  2. Immigrants using "chain migration" to enter the country do not have the skills to succeed in the U.S. Last month, Attorney General Jeff Sessions made the argument that these immigrants are incapable of succeeding because they lack literacy and work skills. Nearly half of adults who come to the United States through family-sponsored and diversity visa categories have a college degree. This is higher than the third of U.S. natives that have a college education. 
  3. The low-skilled "chain migration" immigrants are ruining this country11 percent of those who come through family-based immigration lack a significant formal education. Nevertheless, these individuals, by and large, succeed. This does not surprise me in the least since low-skilled immigrants on the whole positively contribute to the economy.
  4. "Chain migration" is a loophole resulting in an influx of millions of immigrants. Trump claims that "a single immigrant can bring in unlimited numbers of distant relatives." That simply is not true. If you take a look at current law, it only allows for sponsoring immediate relatives (i.e., spouses, children, siblings, parents) and their spouses and minor children. Current law does not allow for aunts, uncles, and cousins, not to mention that immigrants cannot sponsor relatives until they themselves have green cards or become naturalized citizens. 

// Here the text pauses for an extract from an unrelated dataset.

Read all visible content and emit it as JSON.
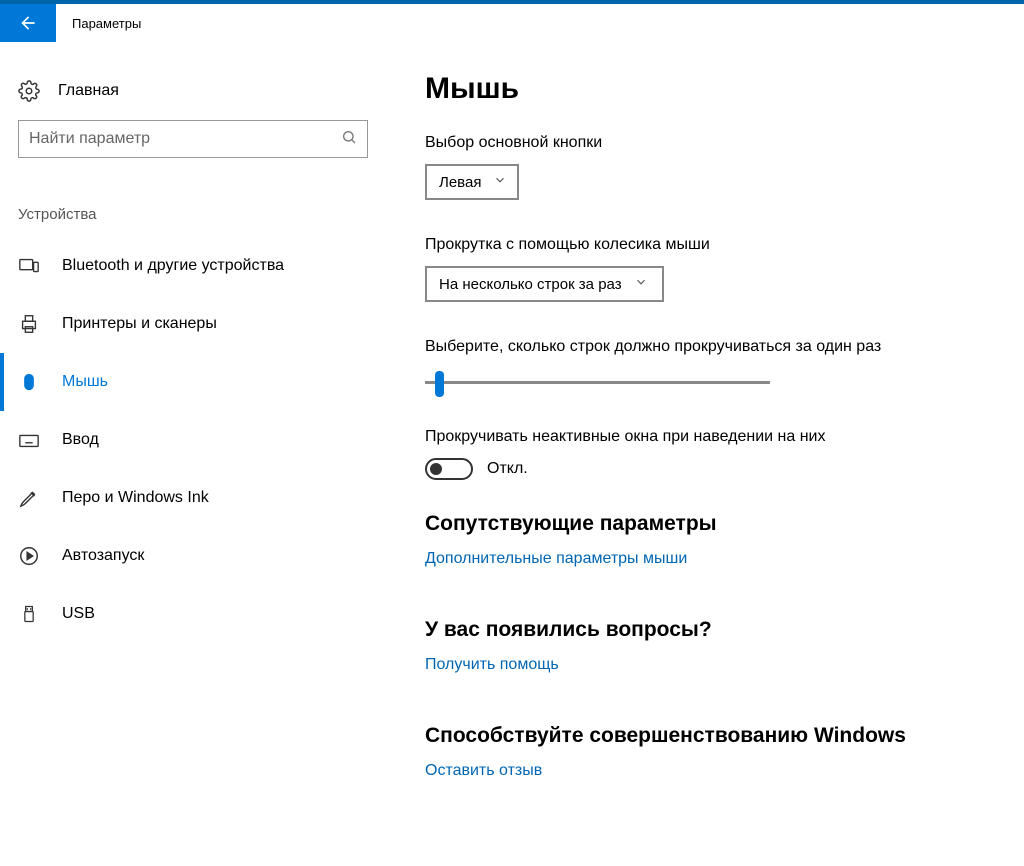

    • Although there is no cap for immediate family members, there is a maximum of 480,000 family preference visas. In 2015, 69 percent of these visas were for U.S. citizens' spouses and children, which further diminishes the argument. 

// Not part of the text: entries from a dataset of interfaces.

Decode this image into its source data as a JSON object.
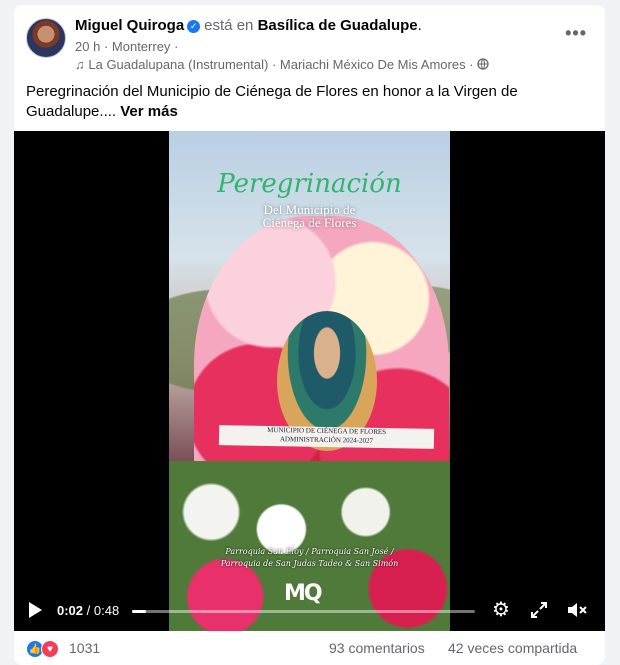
{
  "post": {
    "author": "Miguel Quiroga",
    "verb": "está en",
    "place": "Basílica de Guadalupe",
    "place_suffix": ".",
    "time": "20 h",
    "dot": "·",
    "location": "Monterrey",
    "music_icon": "music-note-icon",
    "song": "La Guadalupana (Instrumental)",
    "artist": "Mariachi México De Mis Amores",
    "privacy_icon": "globe-icon",
    "more_label": "•••",
    "text": "Peregrinación del Municipio de Ciénega de Flores en honor a la Virgen de Guadalupe....",
    "see_more": "Ver más"
  },
  "video": {
    "overlay_title": "Peregrinación",
    "overlay_sub1": "Del Municipio de",
    "overlay_sub2": "Ciénega de Flores",
    "banner_line1": "MUNICIPIO DE CIÉNEGA DE FLORES",
    "banner_line2": "ADMINISTRACIÓN 2024-2027",
    "parishes_line1": "Parroquia San Eloy / Parroquia San José /",
    "parishes_line2": "Parroquia de San Judas Tadeo & San Simón",
    "logo": "MQ",
    "current_time": "0:02",
    "separator": " / ",
    "total_time": "0:48",
    "progress": 0.04
  },
  "footer": {
    "reaction_count": "1031",
    "comments": "93 comentarios",
    "shares": "42 veces compartida"
  }
}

    • Per a report released from the Congressional Research Service [CRS] on the topic of family-based visas earlier this month, we have a backlog of 3.95 million people, with average wait time being 23 months and waits as long as 23 years (CRS, p. 13, 19).
    •  The CRS report points out that Trump's hypothetical of immigrants flooding our cities is theory without empirical backing. The report then lists reasons for family-based immigration being more modest, including needing U.S. citizenship, the fact that not all eligible candidates want to immigrate to the United States, and long wait times for visas (CRS, p. 24-25). As the Right-leaning Manhattan Institute states, "Chain migration is an information system that enables networks of people to find each other to come and work. If there is no work, individuals will not invite family members to come."
  5. "Chain migration" is overwhelming the United States. You would think that from President Trump's rhetoric, we are being overrun by immigrants vis-à-vis "chain migration." In absolute numbers, we admit more immigrants than other nations in large part because we are a larger nation than most. In 2016, the United States allowed for 1.2 million legal immigrants. 68 percent of those immigrants were brought here due to "chain migration." To account for nations' sizes, we need to look at immigrants as a percent of the nation's overall population. The Cato Institute did so in mid-2016, and found that as a percent of the population, the United States admits less immigrants than other developed nations.
There are not masses of foreigners coming on our shores (CRS, p. 27-28) and eroding our economy or the "American way of life." "Chain migration" has become  the nativist boogeyman term used as cover to want to cut down on legal immigration. There is no justification on cutting back or banning "chain migration." Ultimately, it does not matter if immigration is "chain migration" or not. It does not matter if the immigrants are high-skilled or low-skilled. What we find is that more immigration is a net benefit for immigrants, native workers, and the economy as a whole.